[Opening Records supplied section]

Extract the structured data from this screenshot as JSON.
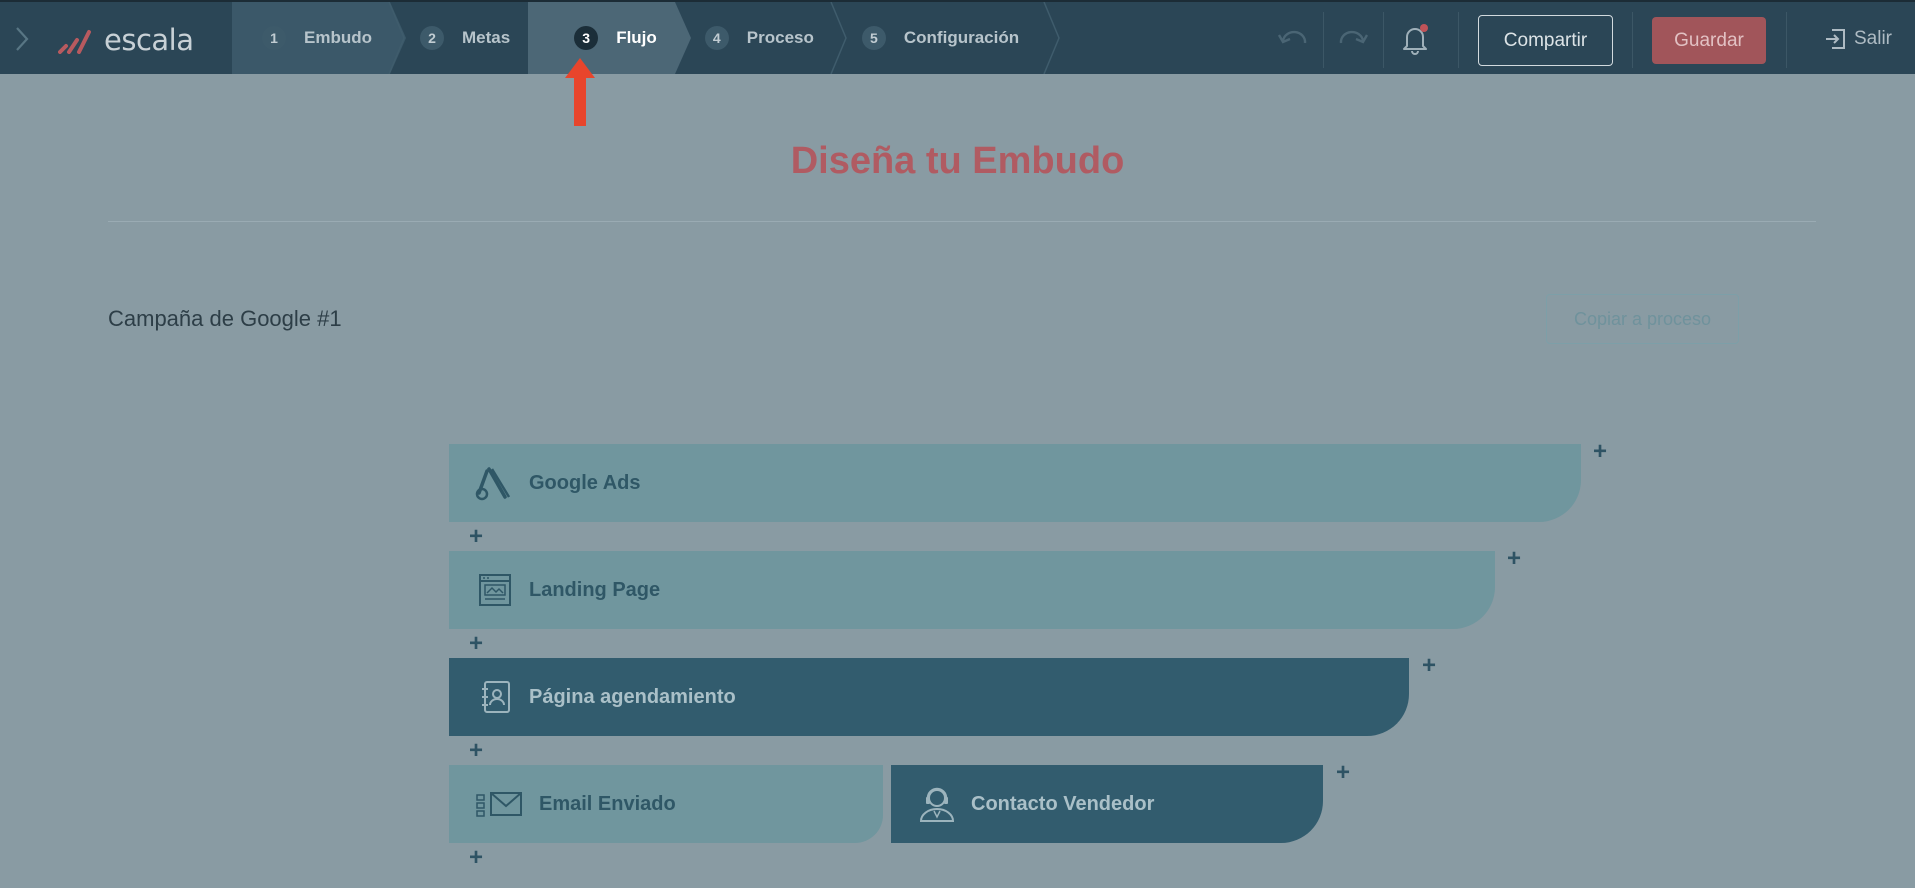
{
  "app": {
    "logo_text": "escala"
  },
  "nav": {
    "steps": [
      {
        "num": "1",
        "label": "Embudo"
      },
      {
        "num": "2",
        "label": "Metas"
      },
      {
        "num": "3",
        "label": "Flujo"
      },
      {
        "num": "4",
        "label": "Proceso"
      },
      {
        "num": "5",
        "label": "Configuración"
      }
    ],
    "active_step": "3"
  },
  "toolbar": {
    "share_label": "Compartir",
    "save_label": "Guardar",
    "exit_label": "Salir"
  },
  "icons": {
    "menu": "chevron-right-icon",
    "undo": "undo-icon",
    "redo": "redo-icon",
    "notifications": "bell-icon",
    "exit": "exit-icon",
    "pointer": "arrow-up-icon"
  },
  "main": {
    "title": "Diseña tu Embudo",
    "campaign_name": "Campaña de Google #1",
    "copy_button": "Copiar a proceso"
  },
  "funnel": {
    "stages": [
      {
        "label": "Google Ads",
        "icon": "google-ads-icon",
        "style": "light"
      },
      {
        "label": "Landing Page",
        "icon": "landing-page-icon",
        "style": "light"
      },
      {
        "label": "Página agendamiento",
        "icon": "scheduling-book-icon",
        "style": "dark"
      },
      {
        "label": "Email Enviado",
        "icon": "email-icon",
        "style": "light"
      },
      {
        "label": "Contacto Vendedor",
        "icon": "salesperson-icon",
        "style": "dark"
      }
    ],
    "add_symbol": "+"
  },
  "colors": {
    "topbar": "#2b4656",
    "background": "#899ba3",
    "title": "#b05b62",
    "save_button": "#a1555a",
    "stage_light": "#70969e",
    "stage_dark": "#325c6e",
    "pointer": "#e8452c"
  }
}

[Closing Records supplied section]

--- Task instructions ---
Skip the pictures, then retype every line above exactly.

--- Result ---
Extract the structured data from this screenshot as JSON.
{
  "app": {
    "logo_text": "escala"
  },
  "nav": {
    "steps": [
      {
        "num": "1",
        "label": "Embudo"
      },
      {
        "num": "2",
        "label": "Metas"
      },
      {
        "num": "3",
        "label": "Flujo"
      },
      {
        "num": "4",
        "label": "Proceso"
      },
      {
        "num": "5",
        "label": "Configuración"
      }
    ],
    "active_step": "3"
  },
  "toolbar": {
    "share_label": "Compartir",
    "save_label": "Guardar",
    "exit_label": "Salir"
  },
  "icons": {
    "menu": "chevron-right-icon",
    "undo": "undo-icon",
    "redo": "redo-icon",
    "notifications": "bell-icon",
    "exit": "exit-icon",
    "pointer": "arrow-up-icon"
  },
  "main": {
    "title": "Diseña tu Embudo",
    "campaign_name": "Campaña de Google #1",
    "copy_button": "Copiar a proceso"
  },
  "funnel": {
    "stages": [
      {
        "label": "Google Ads",
        "icon": "google-ads-icon",
        "style": "light"
      },
      {
        "label": "Landing Page",
        "icon": "landing-page-icon",
        "style": "light"
      },
      {
        "label": "Página agendamiento",
        "icon": "scheduling-book-icon",
        "style": "dark"
      },
      {
        "label": "Email Enviado",
        "icon": "email-icon",
        "style": "light"
      },
      {
        "label": "Contacto Vendedor",
        "icon": "salesperson-icon",
        "style": "dark"
      }
    ],
    "add_symbol": "+"
  },
  "colors": {
    "topbar": "#2b4656",
    "background": "#899ba3",
    "title": "#b05b62",
    "save_button": "#a1555a",
    "stage_light": "#70969e",
    "stage_dark": "#325c6e",
    "pointer": "#e8452c"
  }
}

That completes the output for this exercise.